The domestication of fire is the turning point of human history.
Humans have always been something of an odd duck in the natural world — we are not particularly fast or fierce. We are decidedly squishy and soft, and lack sharp claws or teeth. It is only because of our opposable thumbs and ability to create things that we’ve managed to make it to the top of the ecological hill, so to speak, much to the chagrin of the rest of the planet. And the ability to bend fire to our will is no small part of that.
None of the elements are to be trifled with. But fire draws a special kind of awe. Mesmerizing and wild, it consumes life in a dazzling display of light and heat. Being near fire is lovely, but touching fire is to invite pain. Prolonged contact works unimaginable injury, and to die in a fire is to die a horrific death. Fire is at once everything we love and everything we fear. That it should be an essential element in the magical world is inevitable.
During Yule pagans celebrate the promise of light in the midst of darkness. But at Imbolc, we light the hearth fire. For many pagans, Imbolc, celebrated at the midpoint between the winter solstice and the spring equinox, belongs to the Celtic goddess Brighid, who is all about the domestication of fire. Brighid is the goddess of creativity — singing songs around a fire belongs to her. She is often depicted at a forge, shaping metal with fire. She is also the goddess of healing, including the healing of a warm fire.
What is important to note about Imbolc is that despite all the celebration, the sun hasn’t quite returned yet. The days are getting longer, but they certainly aren’t warm. Not yet, anyway. There is usually snow on the ground. Spring isn’t coming for a while yet, no matter what that groundhog says. So what exactly are we celebrating? What is so important about lighting a fire?
Lighting a fire is an act of defiance against the darkness. It is humankind proclaiming, in that arrogant way that only humans can do when faced with their gods, that we are not to be trifled with. We are not content to stay at the mercy of the dark. Rather than wait for the sun’s warmth to return, we will build a blaze that warms us and keeps the dark at bay.
Pagans are always looking at the natural world and their relationship to it. We frequently express our affinity to paganism as arising from a desire to be in harmony with nature, to know it, and live within its rhythms. And that’s true in the main. But Imbolc, of all the Sabbats, represents the moment when we as humans most exhibit a willingness to stand in insubordination against the natural world. We are not willing to remain in darkness — in the absence of the sun, we will make our own light and heat, and bring one of nature’s most destructive forces to heel in order to do it.
This scenario, of mankind, puny mankind, with their soft slow bodies and tiny ineffectual teeth and claws, thinking itself able to stand against the darkness, and using something so wild and destructive as fire as the agent of its rebellion, is, if you think about it, patently absurd. Who do we think we are to do that? But that is the magic that is being human, and nature of magic itself — our ability, through sheer force of will, to bend elements that are dangerous and use them to make a stand against the cold and the dark and all the things that threaten us.

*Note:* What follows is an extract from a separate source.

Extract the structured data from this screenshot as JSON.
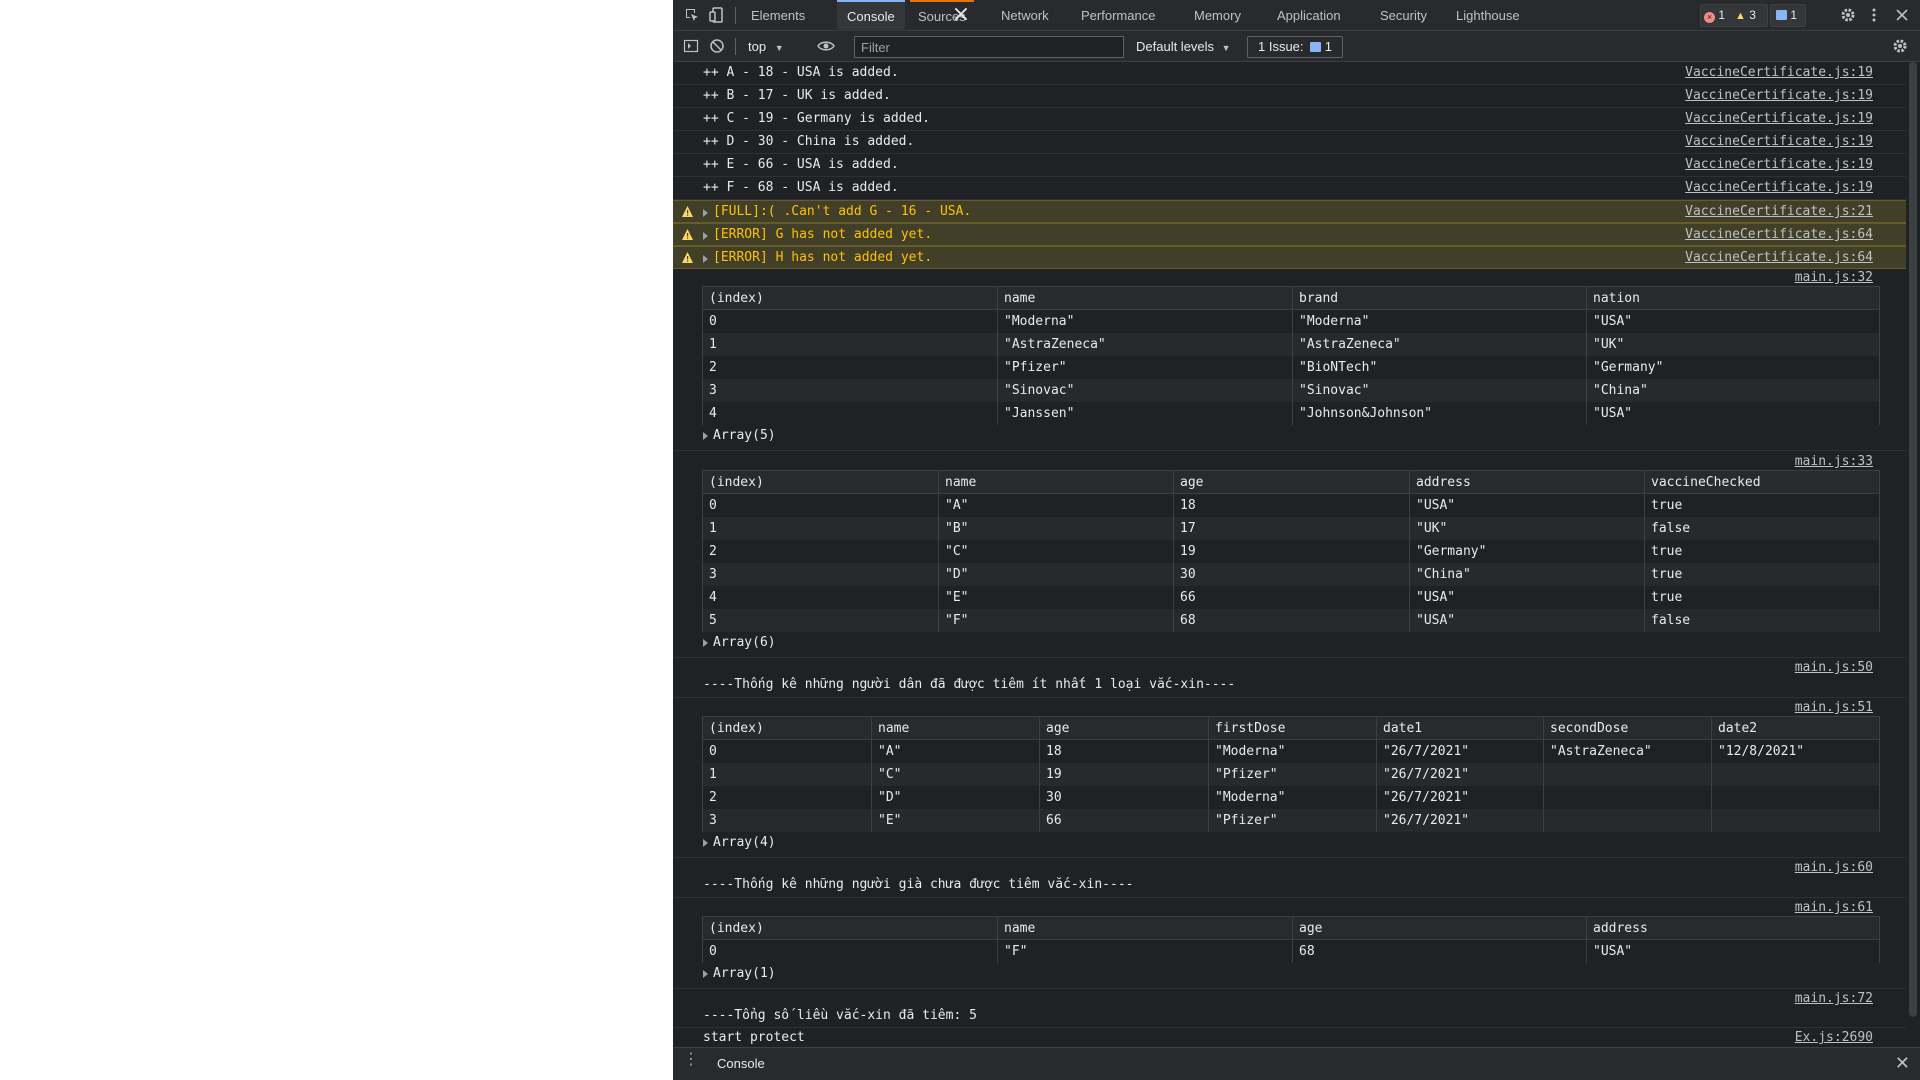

The French absurdist philosopher Albert Camus recognized this as the core reason why he just couldn’t call himself a nihilist. “In the midst of winter, I found there was, within me, an invincible summer,” he wrote. “And that makes me happy. For it says that no matter how hard the world pushes against me, within me, there’s something stronger — something better, pushing right back.” And that is the magic we recognize at Imbolc, The invincible summer within us that in the middle of winter, sets the fire ablaze and dares to tell the darkness to bend to our whim for a change.
I mentioned before that darkness is an engine for change, and the wheel always turns. But Imbolc is that moment when we as humans assert our right to drive that change, instead of being ridden by it. We take the audacious step of saying that we do not have to accept it. We can assert our will. We boldly, with defiance, light the fire, push back against the darkness and claim our right to make change in the Universe as we wish it.
As Imbolc comes, what fire will you light in your life?